I also teach yoga for bulimia (and also specific bodywork methods that release tension in the diaphragm). Below, I outline one of these yoga methods from my clinical textbook Rhythms of Recovery: Trauma Nature and the Body called Uddiyana Bandha. This exercise stimulates vagal response by simulating the movement of the diaphragm similar in purging and may be done therapeutically to provide relief from anxiety and dissociation in contrast to the dangerous of chronic purging with food. This exercise is reframed from the original yogic meaning to approximate similar movement that occurs during purging. However, the exercise is done on an empty stomach and is a reframe done in the context of therapy
Bandhas regulate the flow of prana. This bandha is designed to move the energy up toward the head. Stand with the feet a foot apart and bend over slightly, knee slightly bent, placing hands on the thighs. Lower the head between the collarbone and the breastbone, and let it rest there in that notch. Inhale deeply and exhale quickly, forcing all the air to exit the lungs. Immediately after the exhale, hold the breath, pull the abdominal region back toward the spine, contract and lift the diaphragm toward the breastbone, putting your weight on the hands on the thighs. Hold and then release. When you have mastered this motion, then repeat and instead of holding, exert a pumping action, pushing out and pulling in, all the while maintaining this pose and holding your breath.

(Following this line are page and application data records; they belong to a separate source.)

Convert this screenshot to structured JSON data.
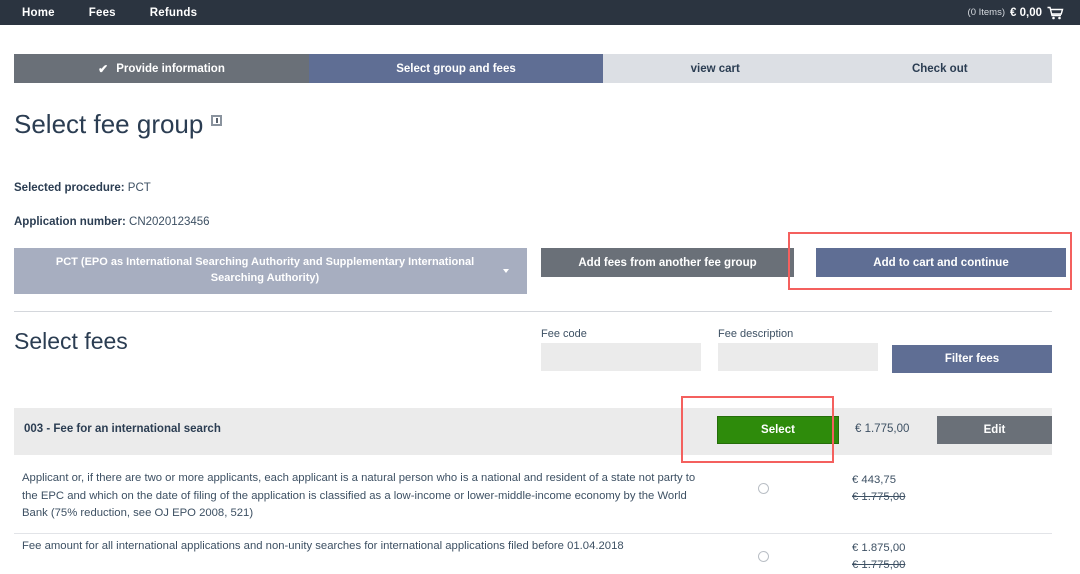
{
  "topbar": {
    "nav": [
      {
        "label": "Home"
      },
      {
        "label": "Fees"
      },
      {
        "label": "Refunds"
      }
    ],
    "cart": {
      "items_label": "(0 Items)",
      "total": "€ 0,00",
      "icon": "shopping-cart-icon"
    }
  },
  "steps": [
    {
      "label": "Provide information",
      "state": "done",
      "check": "✔"
    },
    {
      "label": "Select group and fees",
      "state": "active"
    },
    {
      "label": "view cart",
      "state": "todo"
    },
    {
      "label": "Check out",
      "state": "todo"
    }
  ],
  "page": {
    "title": "Select fee group",
    "info_icon": "info-icon"
  },
  "meta": {
    "procedure_label": "Selected procedure:",
    "procedure_value": "PCT",
    "application_label": "Application number:",
    "application_value": "CN2020123456"
  },
  "group_row": {
    "dropdown_label": "PCT (EPO as International Searching Authority and Supplementary International Searching Authority)",
    "another_group_label": "Add fees from another fee group",
    "add_to_cart_label": "Add to cart and continue"
  },
  "fees_section": {
    "title": "Select fees",
    "filters": {
      "code_label": "Fee code",
      "code_value": "",
      "code_placeholder": "",
      "description_label": "Fee description",
      "description_value": "",
      "description_placeholder": "",
      "filter_button_label": "Filter fees"
    },
    "fee_header": {
      "title": "003 - Fee for an international search",
      "select_label": "Select",
      "price": "€ 1.775,00",
      "edit_label": "Edit"
    },
    "options": [
      {
        "description": "Applicant or, if there are two or more applicants, each applicant is a natural person who is a national and resident of a state not party to the EPC and which on the date of filing of the application is classified as a low-income or lower-middle-income economy by the World Bank (75% reduction, see OJ EPO 2008, 521)",
        "price": "€ 443,75",
        "price_original": "€ 1.775,00",
        "selected": false
      },
      {
        "description": "Fee amount for all international applications and non-unity searches for international applications filed before 01.04.2018",
        "price": "€ 1.875,00",
        "price_original": "€ 1.775,00",
        "selected": false
      }
    ]
  },
  "annotations": {
    "highlight_color": "#f4605e",
    "boxes": [
      "add-to-cart-and-continue",
      "select-button"
    ]
  }
}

This exercise (which can be demonstrated in person or seen on video) can be taught to clients for home use when the urge to purge arises, to desensitize somatic sensations in the “solar plexus” and to quiet affective fires by reducing tension. Yogic practice prescribes this exercise to improve digestive function and cleanse the spirit. Because chronic dissociation among individuals interferes with experiencing bodily-based perceptions, this exercise can foster new sensory awareness and provides people who are working on decreasing purging and bulimia behaviors with therapeutic alternatives to achieve relaxation and balance. It also helps the client to understand that their urge derives from a complex psychobiological response that can be addressed through movement and nutrition.
Combining psychotherapy with nutritional therapies and yoga provides an integrative approach to efficacy and empowers our clients in their recovery process. This approach also gives hope and emphasizes the essential benefits in integrating the mind and body in treatment
Gérard, Nathalie , Pieters Guido Goffin Karolien, Bormans, Guy & Koen Van Laere. Brain Type 1 Cannabinoid Receptor Availability in Patients with Anorexia and Bulimia Nervosa (DOI 10.1016/j.biolpsych.2011.05.010)
Herrin, M., & Larkin, M. (2013). Nutrition counseling in the treatment of eating disorders. New York: Routledge
Korn, L. (2013). Rhythms of recovery: Trauma, nature, and the body. New York: Routledge.
Mitchell, J. E., & de Zwaan, M. (Eds.). (2011). Psychosocial assessment and treatment of bariatric surgery patients. New York: Routledge.